Bad Faith Laws in California
Bad faith is negligence or intentional misconduct by an insurance provider, often resulting in losses to the client. Bad faith can cause a claimant significant financial strife. The State of California has laws in place to hold insurance companies accountable for failing to uphold the terms of a valid policy. These laws are complex and generally require an attorney to navigate them properly. Legal representation could help a claimant protect his or her rights according to California’s bad faith laws.
What Is Bad Faith in California?
California Insurance Code 1033 defines insurance bad faith as an insurance company acting unreasonably, or without proper cause, in the handling of a client or claim. When someone signs up for insurance, he or she makes a deal: the insurance company agrees to provide coverage according to the terms of the policy if the claimant pays a certain amount for the protection.
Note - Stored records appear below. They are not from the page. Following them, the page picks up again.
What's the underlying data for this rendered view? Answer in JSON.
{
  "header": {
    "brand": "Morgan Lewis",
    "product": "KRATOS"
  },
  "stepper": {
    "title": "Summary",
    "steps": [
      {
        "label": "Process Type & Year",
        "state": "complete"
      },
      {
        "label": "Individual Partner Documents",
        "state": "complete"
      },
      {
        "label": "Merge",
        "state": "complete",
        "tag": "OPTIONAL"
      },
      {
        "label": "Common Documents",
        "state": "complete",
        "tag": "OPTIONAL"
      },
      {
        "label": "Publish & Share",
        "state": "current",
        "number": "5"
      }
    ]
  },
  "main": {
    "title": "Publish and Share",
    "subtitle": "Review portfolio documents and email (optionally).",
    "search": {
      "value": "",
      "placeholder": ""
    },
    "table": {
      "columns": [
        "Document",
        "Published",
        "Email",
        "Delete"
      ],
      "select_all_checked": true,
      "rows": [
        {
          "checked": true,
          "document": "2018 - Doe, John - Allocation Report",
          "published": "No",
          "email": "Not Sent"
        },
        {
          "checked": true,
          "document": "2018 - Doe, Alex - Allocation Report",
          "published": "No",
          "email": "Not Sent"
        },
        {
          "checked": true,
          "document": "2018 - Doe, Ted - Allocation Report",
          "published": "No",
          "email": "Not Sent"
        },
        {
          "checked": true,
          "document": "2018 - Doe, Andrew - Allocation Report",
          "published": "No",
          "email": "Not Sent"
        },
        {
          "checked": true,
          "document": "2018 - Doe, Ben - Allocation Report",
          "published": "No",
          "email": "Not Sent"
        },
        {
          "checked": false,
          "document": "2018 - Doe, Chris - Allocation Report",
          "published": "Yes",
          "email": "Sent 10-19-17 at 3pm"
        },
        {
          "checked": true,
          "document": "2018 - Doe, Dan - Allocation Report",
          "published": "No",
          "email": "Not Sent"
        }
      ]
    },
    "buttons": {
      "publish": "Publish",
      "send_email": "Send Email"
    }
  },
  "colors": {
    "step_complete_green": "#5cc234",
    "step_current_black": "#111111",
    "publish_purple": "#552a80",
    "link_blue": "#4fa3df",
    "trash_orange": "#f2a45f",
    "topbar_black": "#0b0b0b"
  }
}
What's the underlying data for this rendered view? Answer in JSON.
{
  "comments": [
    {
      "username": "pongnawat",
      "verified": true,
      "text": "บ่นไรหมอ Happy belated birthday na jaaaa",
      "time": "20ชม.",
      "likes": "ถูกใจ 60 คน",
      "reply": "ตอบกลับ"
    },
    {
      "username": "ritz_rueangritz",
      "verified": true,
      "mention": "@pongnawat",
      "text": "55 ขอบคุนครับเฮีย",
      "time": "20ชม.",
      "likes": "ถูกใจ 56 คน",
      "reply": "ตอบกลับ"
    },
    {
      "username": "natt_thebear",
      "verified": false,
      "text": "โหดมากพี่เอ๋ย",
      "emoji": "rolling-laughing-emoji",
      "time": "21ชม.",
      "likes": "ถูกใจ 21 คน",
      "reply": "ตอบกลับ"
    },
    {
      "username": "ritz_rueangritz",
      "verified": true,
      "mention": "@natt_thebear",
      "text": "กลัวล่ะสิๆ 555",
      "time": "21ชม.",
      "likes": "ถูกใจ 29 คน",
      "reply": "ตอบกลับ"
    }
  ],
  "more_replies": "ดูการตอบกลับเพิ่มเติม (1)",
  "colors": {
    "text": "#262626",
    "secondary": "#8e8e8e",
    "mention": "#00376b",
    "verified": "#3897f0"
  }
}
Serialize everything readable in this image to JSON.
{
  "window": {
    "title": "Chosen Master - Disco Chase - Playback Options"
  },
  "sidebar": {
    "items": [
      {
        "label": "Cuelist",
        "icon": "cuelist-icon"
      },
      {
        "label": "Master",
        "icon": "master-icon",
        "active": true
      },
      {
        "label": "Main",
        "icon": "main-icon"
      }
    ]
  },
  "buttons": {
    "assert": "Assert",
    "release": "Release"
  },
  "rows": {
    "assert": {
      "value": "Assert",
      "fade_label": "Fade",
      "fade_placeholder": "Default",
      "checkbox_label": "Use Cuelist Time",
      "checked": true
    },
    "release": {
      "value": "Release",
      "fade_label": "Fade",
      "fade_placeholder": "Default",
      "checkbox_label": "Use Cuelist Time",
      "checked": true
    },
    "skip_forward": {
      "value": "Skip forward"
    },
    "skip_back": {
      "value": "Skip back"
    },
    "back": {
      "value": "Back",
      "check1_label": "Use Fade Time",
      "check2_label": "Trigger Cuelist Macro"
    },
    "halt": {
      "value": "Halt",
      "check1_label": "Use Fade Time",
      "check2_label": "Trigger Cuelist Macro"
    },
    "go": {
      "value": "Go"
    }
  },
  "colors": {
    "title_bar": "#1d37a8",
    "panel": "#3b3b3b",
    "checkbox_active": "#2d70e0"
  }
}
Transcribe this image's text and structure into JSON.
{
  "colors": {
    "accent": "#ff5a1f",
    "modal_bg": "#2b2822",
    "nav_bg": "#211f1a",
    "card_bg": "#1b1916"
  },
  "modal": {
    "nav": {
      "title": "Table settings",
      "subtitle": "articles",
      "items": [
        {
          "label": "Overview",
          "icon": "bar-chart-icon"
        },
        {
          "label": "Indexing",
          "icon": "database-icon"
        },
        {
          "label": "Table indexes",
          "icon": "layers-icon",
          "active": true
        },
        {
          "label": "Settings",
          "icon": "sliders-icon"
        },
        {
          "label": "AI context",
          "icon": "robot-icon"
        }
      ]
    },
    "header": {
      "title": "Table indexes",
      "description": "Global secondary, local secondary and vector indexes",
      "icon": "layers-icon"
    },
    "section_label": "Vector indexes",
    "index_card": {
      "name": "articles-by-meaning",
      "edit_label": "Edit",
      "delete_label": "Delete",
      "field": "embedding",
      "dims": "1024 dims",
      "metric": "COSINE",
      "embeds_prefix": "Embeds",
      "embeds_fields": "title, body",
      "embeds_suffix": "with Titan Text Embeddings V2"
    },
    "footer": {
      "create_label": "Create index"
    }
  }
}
An insurance company commits bad faith if it fails to fulfill the duties it owes a client based on the language of the policy.
- Interpreting the policy unreasonably
- Denying benefits the policy guarantees
- Misrepresenting facts during conversations with claimants
- Failing to fulfill the standards of a reasonable investigation
- Attempting to settle for an unreasonably low amount
- Delaying the payout of a settlement without a valid reason
- Threatening or coercing the claimant
- Telling the claimant not to hire a personal injury attorney
- Committing insurance fraud
Any unreasonable, unfair or criminal activity on the part of an insurance company during a claim could constitute bad faith. A policyholder may have a case of bad faith if an insurance company does not handle a claim fairly based on the terms of the contract. Holding an insurance company accountable for bad faith could force it to reevaluate the claim. It could also promote institutional changes within the insurance company to prevent future bad faith practices.
Types of Bad Faith Claims
The two main types of bad faith claims are first-party and third-party. A first-party bad faith claim involves an insurance company and its policyholder. A third-party claim involves a claimant that does not have a policy with the insurance company. A first-party claim may be appropriate if the claimant’s insurance provider refused to settle the claim or deal with it fairly. A third-party claim arises when an injured party tries to hold an at-fault party accountable for causing the injury.
Most first-party bad faith claims deal with breaches of contract. The insurance company may have acted outside the terms and conditions of its contract with a policyholder, giving grounds for a contractual dispute. Third-party claims deal instead with liability, or legal responsibility, for damages. A third-party claim asserts that the insurance company should be liable for the actions of its policyholder, who inflicted damage on the person filing the claim. Either type of bad faith claim may be necessary when an insurance company in California fails to fulfill its duties of care to claimants.
Damages Available in a Bad Faith Lawsuit
A civil bad faith lawsuit serves to reimburse the injured party, not to bring criminal charges against the insurance company. A successful bad faith lawsuit in California could force the insurance company to pay the claimant a financial award for damages.
- Good faith settlement for the original claim
- Interest on late payments
- Penalties and fines for breach of contract or fraud
- Legal fees and court costs
- Pain and suffering
- Punitive damages
Filing a bad faith claim against an insurance company in California could be the right course of action for a claimant who believes the insurer has not dealt with the claim according to the state’s rules and requirements. A bad faith claim may be the only way to obtain a financial award from an insurance company.